Poker is a game of strategy that involves evaluating different information and making logical decisions under pressure. It also teaches players how to read other people’s body language and to make good use of their intuition. These skills are useful not only in poker, but in many other situations in life.
Another thing that poker teaches is patience and the ability to read other players. Top poker players have several common traits, including being able to calculate pot odds and percentages. They also have the patience to wait for optimal hands and position. They are also able to read other players at the table and adjust their strategy accordingly. In addition, they have the ability to deceive their opponents and can often win a hand with a bluff.
In poker, a hand is a group of cards that is either all the same rank or of consecutive rank. The most common poker hands are a pair, three of a kind, and a straight. These hands are also referred to as “the nuts.” A pair is two cards of the same rank, three of a kind is three cards of the same rank, and a straight is five cards that skip around in both sequence and rank.
While the basics of poker are simple, learning how to play is not easy. There are a lot of rules and strategies that must be learned, and it takes time to master them. However, the payoff is well worth the effort, as you can learn to become a winning poker player and even make it a full-time career.
One of the best ways to improve your poker game is to read books on the subject. However, it is important to keep in mind that the game has changed a lot since the first strategy book was published.
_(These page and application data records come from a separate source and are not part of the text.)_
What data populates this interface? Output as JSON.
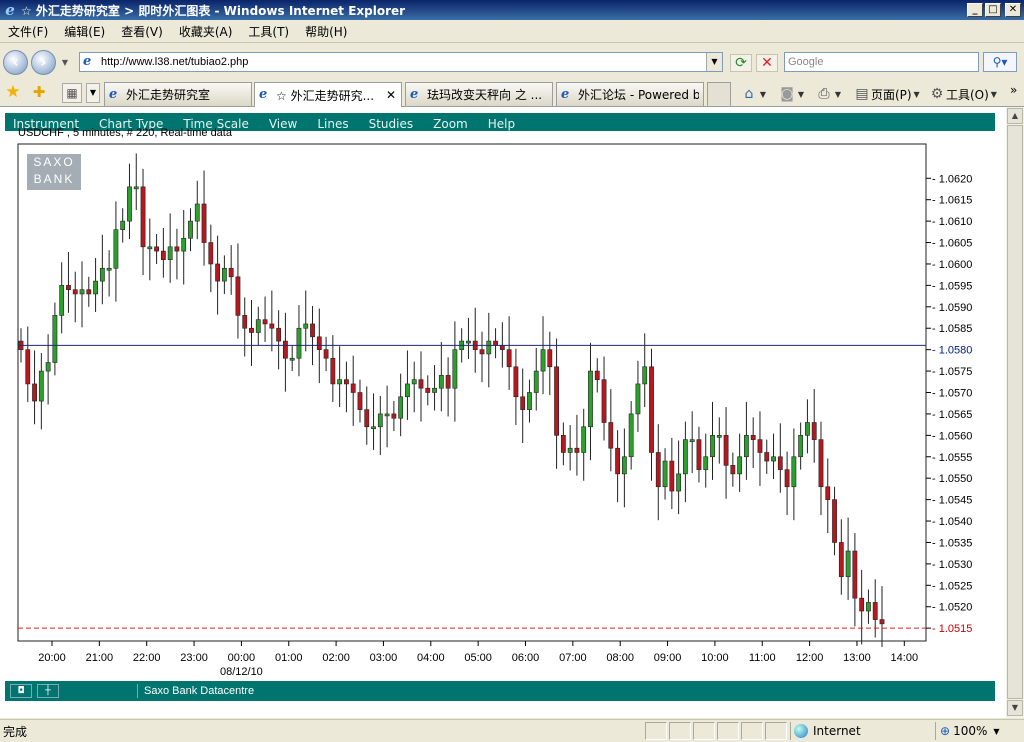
{
  "window": {
    "title": "☆ 外汇走势研究室 > 即时外汇图表 - Windows Internet Explorer",
    "min": "_",
    "max": "□",
    "close": "✕"
  },
  "menu": [
    "文件(F)",
    "编辑(E)",
    "查看(V)",
    "收藏夹(A)",
    "工具(T)",
    "帮助(H)"
  ],
  "address": {
    "url": "http://www.l38.net/tubiao2.php",
    "search_placeholder": "Google"
  },
  "tabs": [
    {
      "label": "外汇走势研究室",
      "active": false
    },
    {
      "label": "☆ 外汇走势研究...",
      "active": true
    },
    {
      "label": "珐玛改变天秤向 之 ...",
      "active": false
    },
    {
      "label": "外汇论坛 - Powered b...",
      "active": false
    }
  ],
  "commands": {
    "page": "页面(P)",
    "tools": "工具(O)"
  },
  "app": {
    "menu": [
      "Instrument",
      "Chart Type",
      "Time Scale",
      "View",
      "Lines",
      "Studies",
      "Zoom",
      "Help"
    ],
    "info": "USDCHF , 5 minutes, # 220, Real-time data",
    "logo_line1": "SAXO",
    "logo_line2": "BANK",
    "footer_text": "Saxo Bank Datacentre"
  },
  "chart_data": {
    "type": "candlestick",
    "instrument": "USDCHF",
    "x_ticks": [
      "20:00",
      "21:00",
      "22:00",
      "23:00",
      "00:00",
      "01:00",
      "02:00",
      "03:00",
      "04:00",
      "05:00",
      "06:00",
      "07:00",
      "08:00",
      "09:00",
      "10:00",
      "11:00",
      "12:00",
      "13:00",
      "14:00"
    ],
    "date_label": "08/12/10",
    "y_ticks": [
      "1.0620",
      "1.0615",
      "1.0610",
      "1.0605",
      "1.0600",
      "1.0595",
      "1.0590",
      "1.0585",
      "1.0580",
      "1.0575",
      "1.0570",
      "1.0565",
      "1.0560",
      "1.0555",
      "1.0550",
      "1.0545",
      "1.0540",
      "1.0535",
      "1.0530",
      "1.0525",
      "1.0520",
      "1.0515"
    ],
    "ylim": [
      1.0512,
      1.0628
    ],
    "reference_line": 1.0581,
    "current_price": 1.0515,
    "current_label": "1.0515",
    "up_color": "#2ca02c",
    "down_color": "#b5181f",
    "closes": [
      1.058,
      1.0572,
      1.0568,
      1.0575,
      1.0577,
      1.0588,
      1.0595,
      1.0594,
      1.0593,
      1.0594,
      1.0593,
      1.0596,
      1.0599,
      1.0599,
      1.0608,
      1.061,
      1.0618,
      1.0618,
      1.0604,
      1.0604,
      1.0603,
      1.0601,
      1.0604,
      1.0603,
      1.0606,
      1.061,
      1.0614,
      1.0605,
      1.06,
      1.0596,
      1.0599,
      1.0597,
      1.0588,
      1.0585,
      1.0584,
      1.0587,
      1.0586,
      1.0585,
      1.0582,
      1.0578,
      1.0578,
      1.0585,
      1.0586,
      1.0583,
      1.058,
      1.0578,
      1.0572,
      1.0573,
      1.0572,
      1.057,
      1.0566,
      1.0562,
      1.0562,
      1.0565,
      1.0565,
      1.0564,
      1.0569,
      1.0572,
      1.0573,
      1.0571,
      1.057,
      1.0571,
      1.0574,
      1.0571,
      1.058,
      1.0582,
      1.0582,
      1.058,
      1.0579,
      1.0582,
      1.0581,
      1.058,
      1.0576,
      1.0569,
      1.0566,
      1.057,
      1.0575,
      1.058,
      1.0576,
      1.056,
      1.0556,
      1.0557,
      1.0556,
      1.0562,
      1.0575,
      1.0573,
      1.0563,
      1.0557,
      1.0551,
      1.0555,
      1.0565,
      1.0572,
      1.0576,
      1.0556,
      1.0548,
      1.0554,
      1.0547,
      1.0551,
      1.0559,
      1.0559,
      1.0552,
      1.0555,
      1.056,
      1.056,
      1.0553,
      1.0551,
      1.0555,
      1.056,
      1.0559,
      1.0556,
      1.0554,
      1.0555,
      1.0552,
      1.0548,
      1.0555,
      1.056,
      1.0563,
      1.0559,
      1.0548,
      1.0545,
      1.0535,
      1.0527,
      1.0533,
      1.0522,
      1.0519,
      1.0521,
      1.0517,
      1.0516
    ]
  },
  "footer_buttons": [
    "◘",
    "┼"
  ],
  "status": {
    "text": "完成",
    "zone": "Internet",
    "zoom": "100%"
  }
}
Therefore, it is best to choose books that were written within the last few years. Another great way to improve your game is to talk about your decision-making process with other winning poker players. Find players that play the same stakes as you and start a weekly chat or meetup to discuss difficult spots you have found yourself in.
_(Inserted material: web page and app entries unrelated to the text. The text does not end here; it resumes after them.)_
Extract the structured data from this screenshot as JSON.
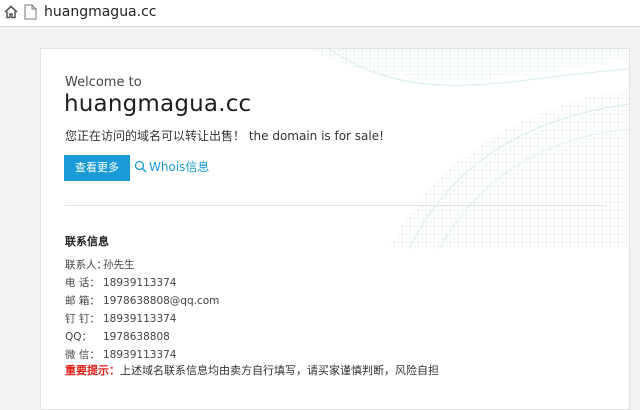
{
  "browser": {
    "url": "huangmagua.cc"
  },
  "hero": {
    "welcome": "Welcome to",
    "domain": "huangmagua.cc",
    "sale_text": "您正在访问的域名可以转让出售！ the domain is for sale!",
    "more_button": "查看更多",
    "whois_link": "Whois信息"
  },
  "contact": {
    "heading": "联系信息",
    "rows": [
      {
        "label": "联系人：",
        "value": "孙先生"
      },
      {
        "label": "电  话：",
        "value": "18939113374"
      },
      {
        "label": "邮  箱：",
        "value": "1978638808@qq.com"
      },
      {
        "label": "钉  钉：",
        "value": "18939113374"
      },
      {
        "label": "QQ：",
        "value": "1978638808"
      },
      {
        "label": "微  信：",
        "value": "18939113374"
      }
    ],
    "notice_label": "重要提示：",
    "notice_text": "上述域名联系信息均由卖方自行填写，请买家谨慎判断，风险自担"
  },
  "colors": {
    "accent": "#1a9ad6",
    "warning": "#e0231c"
  },
  "icons": [
    "home-icon",
    "page-icon",
    "search-icon"
  ]
}
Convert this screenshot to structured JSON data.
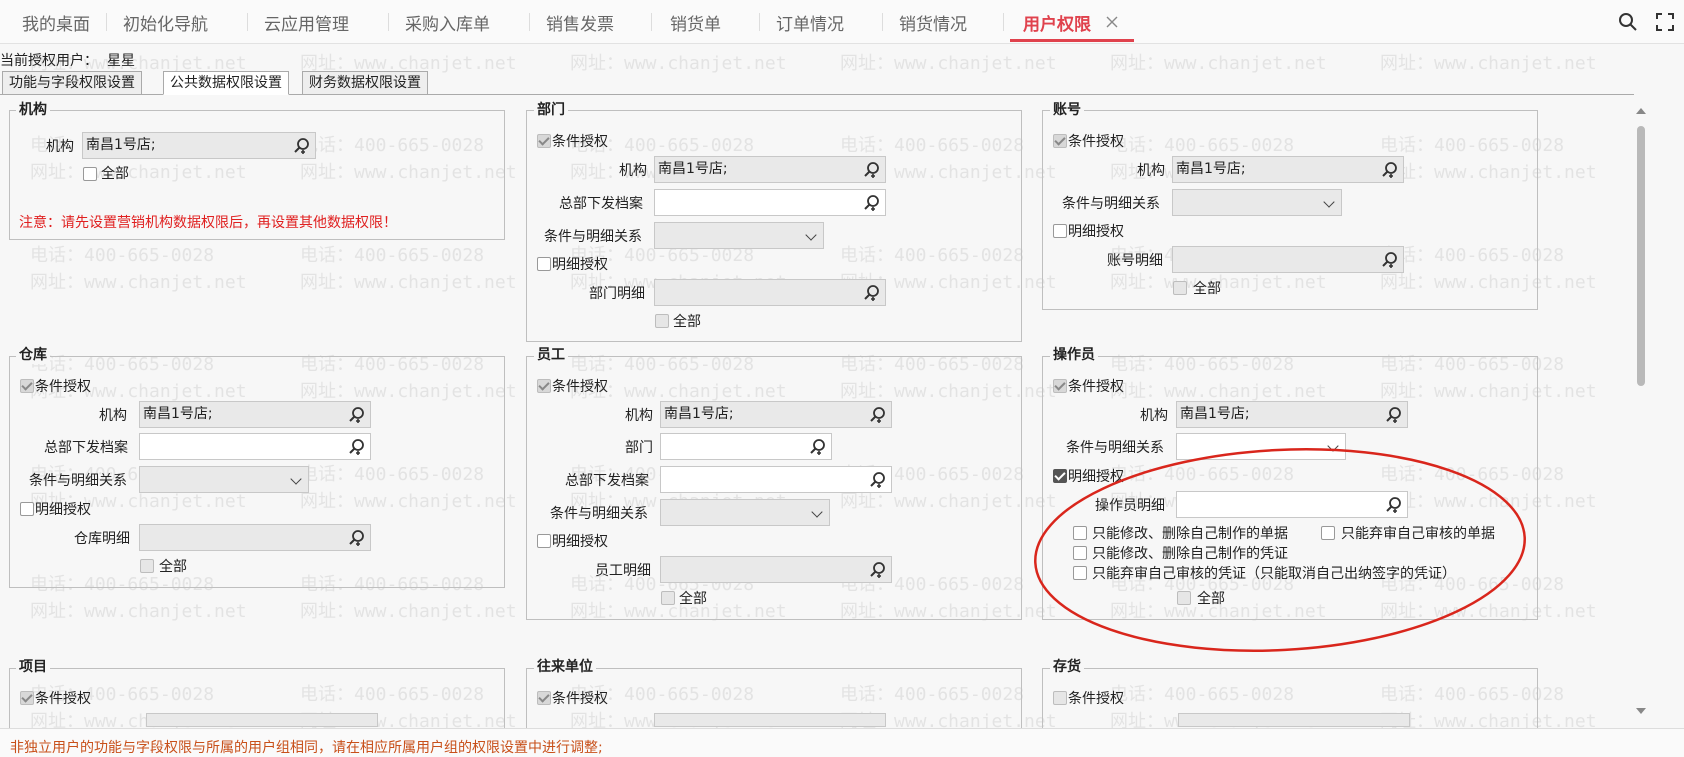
{
  "tabs": [
    "我的桌面",
    "初始化导航",
    "云应用管理",
    "采购入库单",
    "销售发票",
    "销货单",
    "订单情况",
    "销货情况",
    "用户权限"
  ],
  "current_user_label": "当前授权用户：",
  "current_user": "星星",
  "subtabs": [
    "功能与字段权限设置",
    "公共数据权限设置",
    "财务数据权限设置"
  ],
  "watermark": {
    "phone": "电话：400-665-0028",
    "web": "网址：www.chanjet.net"
  },
  "labels": {
    "cond_auth": "条件授权",
    "org": "机构",
    "hq_file": "总部下发档案",
    "cond_rel": "条件与明细关系",
    "detail_auth": "明细授权",
    "all": "全部",
    "dept": "部门"
  },
  "org_value": "南昌1号店;",
  "institution": {
    "title": "机构",
    "warning": "注意：请先设置营销机构数据权限后，再设置其他数据权限！"
  },
  "department": {
    "title": "部门",
    "detail_label": "部门明细"
  },
  "account": {
    "title": "账号",
    "detail_label": "账号明细"
  },
  "warehouse": {
    "title": "仓库",
    "detail_label": "仓库明细"
  },
  "employee": {
    "title": "员工",
    "detail_label": "员工明细"
  },
  "operator": {
    "title": "操作员",
    "detail_label": "操作员明细",
    "opt1": "只能修改、删除自己制作的单据",
    "opt2": "只能弃审自己审核的单据",
    "opt3": "只能修改、删除自己制作的凭证",
    "opt4": "只能弃审自己审核的凭证（只能取消自己出纳签字的凭证）"
  },
  "project": {
    "title": "项目"
  },
  "partner": {
    "title": "往来单位"
  },
  "inventory": {
    "title": "存货"
  },
  "bottom_note": "非独立用户的功能与字段权限与所属的用户组相同，请在相应所属用户组的权限设置中进行调整;",
  "colors": {
    "accent": "#e0424d",
    "warning": "#e02020",
    "note": "#c8501a",
    "highlight_ellipse": "#d9261c"
  },
  "icons": {
    "search": "search-icon",
    "expand": "fullscreen-icon",
    "close": "close-icon",
    "lookup": "lookup-magnifier-icon"
  }
}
While some people may be tempted to jump into poker without any training, this is a mistake. You can hurt your poker game by playing with inexperienced opponents and bluffing too much. In addition, poker can be extremely addictive and lead to poor financial decisions. This is why it is important to stick with a budget and only play when you are financially stable. In the beginning, it is a good idea to play small stakes games, where you can learn the game and build up your bankroll gradually. This way, you can avoid burning out or getting ripped off. Eventually, you will be able to move up in stakes and take your game to the next level. Until then, be safe and have fun!